── Supplied data ──

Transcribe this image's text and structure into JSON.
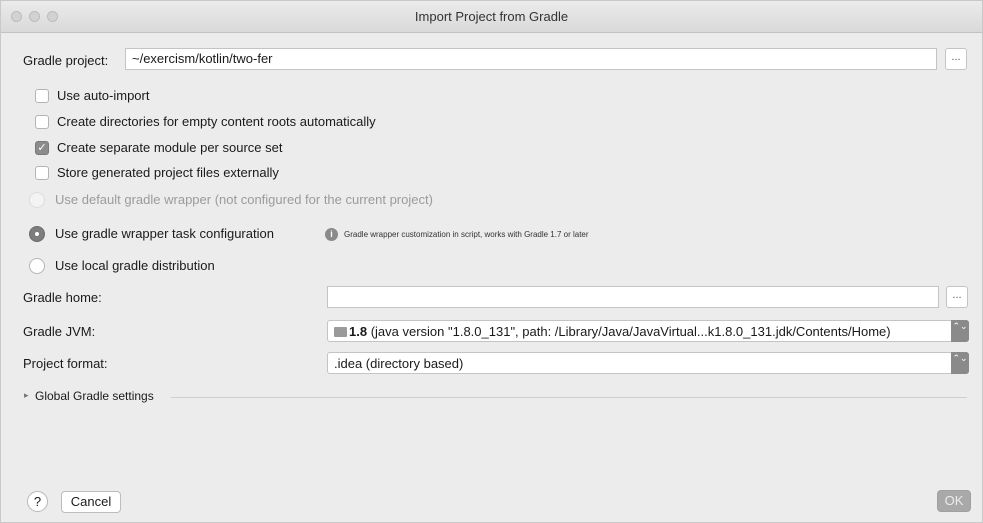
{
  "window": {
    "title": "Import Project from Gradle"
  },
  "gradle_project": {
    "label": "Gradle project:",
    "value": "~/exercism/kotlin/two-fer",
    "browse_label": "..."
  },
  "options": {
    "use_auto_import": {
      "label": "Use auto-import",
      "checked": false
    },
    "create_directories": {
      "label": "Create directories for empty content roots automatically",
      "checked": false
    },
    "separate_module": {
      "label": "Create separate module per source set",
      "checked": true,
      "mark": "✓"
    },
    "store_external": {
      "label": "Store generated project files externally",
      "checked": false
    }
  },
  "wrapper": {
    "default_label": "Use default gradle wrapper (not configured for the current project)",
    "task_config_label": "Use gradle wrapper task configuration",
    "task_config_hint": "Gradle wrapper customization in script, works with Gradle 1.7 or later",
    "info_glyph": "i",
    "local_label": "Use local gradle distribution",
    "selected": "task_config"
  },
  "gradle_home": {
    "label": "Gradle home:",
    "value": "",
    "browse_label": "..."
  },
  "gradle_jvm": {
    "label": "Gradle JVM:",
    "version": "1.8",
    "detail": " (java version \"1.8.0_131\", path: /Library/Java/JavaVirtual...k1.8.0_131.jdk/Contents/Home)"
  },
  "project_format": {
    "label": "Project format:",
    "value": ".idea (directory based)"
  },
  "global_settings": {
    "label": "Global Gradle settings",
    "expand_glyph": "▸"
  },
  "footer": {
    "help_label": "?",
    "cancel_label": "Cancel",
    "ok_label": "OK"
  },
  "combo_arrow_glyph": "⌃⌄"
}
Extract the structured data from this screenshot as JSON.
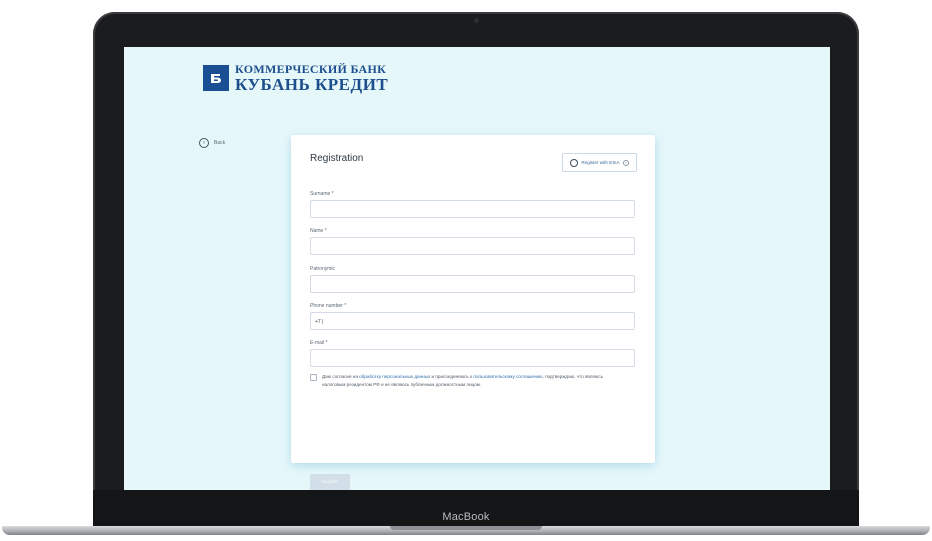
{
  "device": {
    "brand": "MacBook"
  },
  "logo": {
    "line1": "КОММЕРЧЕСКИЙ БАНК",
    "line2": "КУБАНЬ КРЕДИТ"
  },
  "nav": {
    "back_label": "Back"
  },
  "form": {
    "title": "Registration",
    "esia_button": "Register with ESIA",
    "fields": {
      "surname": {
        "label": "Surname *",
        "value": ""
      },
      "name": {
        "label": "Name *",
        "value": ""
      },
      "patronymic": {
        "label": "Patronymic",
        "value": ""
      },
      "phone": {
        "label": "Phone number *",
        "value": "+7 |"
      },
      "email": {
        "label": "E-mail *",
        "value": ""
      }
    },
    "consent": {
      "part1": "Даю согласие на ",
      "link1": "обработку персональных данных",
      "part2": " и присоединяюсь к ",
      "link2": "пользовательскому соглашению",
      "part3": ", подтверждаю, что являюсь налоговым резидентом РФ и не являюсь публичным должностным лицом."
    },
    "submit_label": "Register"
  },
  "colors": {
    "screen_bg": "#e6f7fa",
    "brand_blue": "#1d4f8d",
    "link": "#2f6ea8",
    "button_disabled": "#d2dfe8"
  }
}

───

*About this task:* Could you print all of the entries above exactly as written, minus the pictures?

*Written reply:*
Transcribe this image's text and structure into JSON.
{
  "window": {
    "title": "Import Project from Gradle"
  },
  "gradle_project": {
    "label": "Gradle project:",
    "value": "~/exercism/kotlin/two-fer",
    "browse_label": "..."
  },
  "options": {
    "use_auto_import": {
      "label": "Use auto-import",
      "checked": false
    },
    "create_directories": {
      "label": "Create directories for empty content roots automatically",
      "checked": false
    },
    "separate_module": {
      "label": "Create separate module per source set",
      "checked": true,
      "mark": "✓"
    },
    "store_external": {
      "label": "Store generated project files externally",
      "checked": false
    }
  },
  "wrapper": {
    "default_label": "Use default gradle wrapper (not configured for the current project)",
    "task_config_label": "Use gradle wrapper task configuration",
    "task_config_hint": "Gradle wrapper customization in script, works with Gradle 1.7 or later",
    "info_glyph": "i",
    "local_label": "Use local gradle distribution",
    "selected": "task_config"
  },
  "gradle_home": {
    "label": "Gradle home:",
    "value": "",
    "browse_label": "..."
  },
  "gradle_jvm": {
    "label": "Gradle JVM:",
    "version": "1.8",
    "detail": " (java version \"1.8.0_131\", path: /Library/Java/JavaVirtual...k1.8.0_131.jdk/Contents/Home)"
  },
  "project_format": {
    "label": "Project format:",
    "value": ".idea (directory based)"
  },
  "global_settings": {
    "label": "Global Gradle settings",
    "expand_glyph": "▸"
  },
  "footer": {
    "help_label": "?",
    "cancel_label": "Cancel",
    "ok_label": "OK"
  },
  "combo_arrow_glyph": "⌃⌄"
}
Extract the structured data from this screenshot as JSON.
{
  "device": {
    "brand": "MacBook"
  },
  "logo": {
    "line1": "КОММЕРЧЕСКИЙ БАНК",
    "line2": "КУБАНЬ КРЕДИТ"
  },
  "nav": {
    "back_label": "Back"
  },
  "form": {
    "title": "Registration",
    "esia_button": "Register with ESIA",
    "fields": {
      "surname": {
        "label": "Surname *",
        "value": ""
      },
      "name": {
        "label": "Name *",
        "value": ""
      },
      "patronymic": {
        "label": "Patronymic",
        "value": ""
      },
      "phone": {
        "label": "Phone number *",
        "value": "+7 |"
      },
      "email": {
        "label": "E-mail *",
        "value": ""
      }
    },
    "consent": {
      "part1": "Даю согласие на ",
      "link1": "обработку персональных данных",
      "part2": " и присоединяюсь к ",
      "link2": "пользовательскому соглашению",
      "part3": ", подтверждаю, что являюсь налоговым резидентом РФ и не являюсь публичным должностным лицом."
    },
    "submit_label": "Register"
  },
  "colors": {
    "screen_bg": "#e6f7fa",
    "brand_blue": "#1d4f8d",
    "link": "#2f6ea8",
    "button_disabled": "#d2dfe8"
  }
}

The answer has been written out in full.